(Records from a data collection)
========

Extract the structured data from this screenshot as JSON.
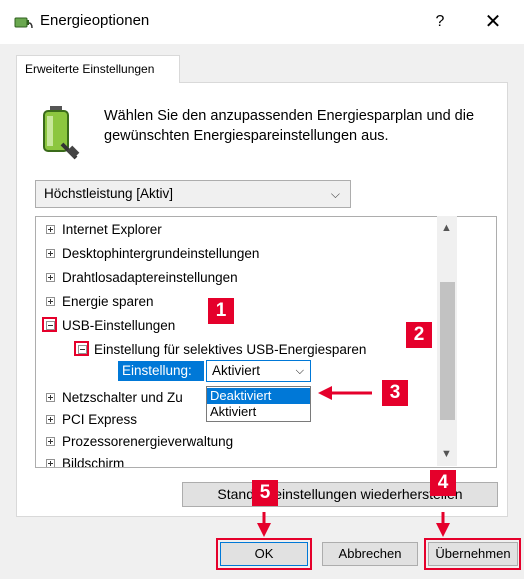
{
  "window": {
    "title": "Energieoptionen",
    "help_label": "?",
    "close_label": "✕",
    "icon": "power-options-icon"
  },
  "tab": {
    "label": "Erweiterte Einstellungen"
  },
  "description": "Wählen Sie den anzupassenden Energiesparplan und die gewünschten Energiespareinstellungen aus.",
  "plan_select": {
    "value": "Höchstleistung [Aktiv]"
  },
  "tree": {
    "items": [
      {
        "label": "Internet Explorer",
        "expanded": false
      },
      {
        "label": "Desktophintergrundeinstellungen",
        "expanded": false
      },
      {
        "label": "Drahtlosadaptereinstellungen",
        "expanded": false
      },
      {
        "label": "Energie sparen",
        "expanded": false
      },
      {
        "label": "USB-Einstellungen",
        "expanded": true
      },
      {
        "label": "Einstellung für selektives USB-Energiesparen",
        "expanded": true
      },
      {
        "label": "Netzschalter und Zu",
        "expanded": false
      },
      {
        "label": "PCI Express",
        "expanded": false
      },
      {
        "label": "Prozessorenergieverwaltung",
        "expanded": false
      },
      {
        "label": "Bildschirm",
        "expanded": false
      }
    ],
    "setting_label": "Einstellung:",
    "setting_value": "Aktiviert",
    "setting_options": [
      "Deaktiviert",
      "Aktiviert"
    ],
    "setting_selected_option": "Deaktiviert"
  },
  "buttons": {
    "restore": "Standardeinstellungen wiederherstellen",
    "ok": "OK",
    "cancel": "Abbrechen",
    "apply": "Übernehmen"
  },
  "annotations": {
    "color": "#e5002b",
    "badges": [
      "1",
      "2",
      "3",
      "4",
      "5"
    ]
  },
  "colors": {
    "accent": "#0078d7",
    "annotation": "#e5002b"
  }
}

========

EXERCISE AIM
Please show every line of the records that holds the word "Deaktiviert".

RESULT
      "Deaktiviert",
    "setting_selected_option": "Deaktiviert"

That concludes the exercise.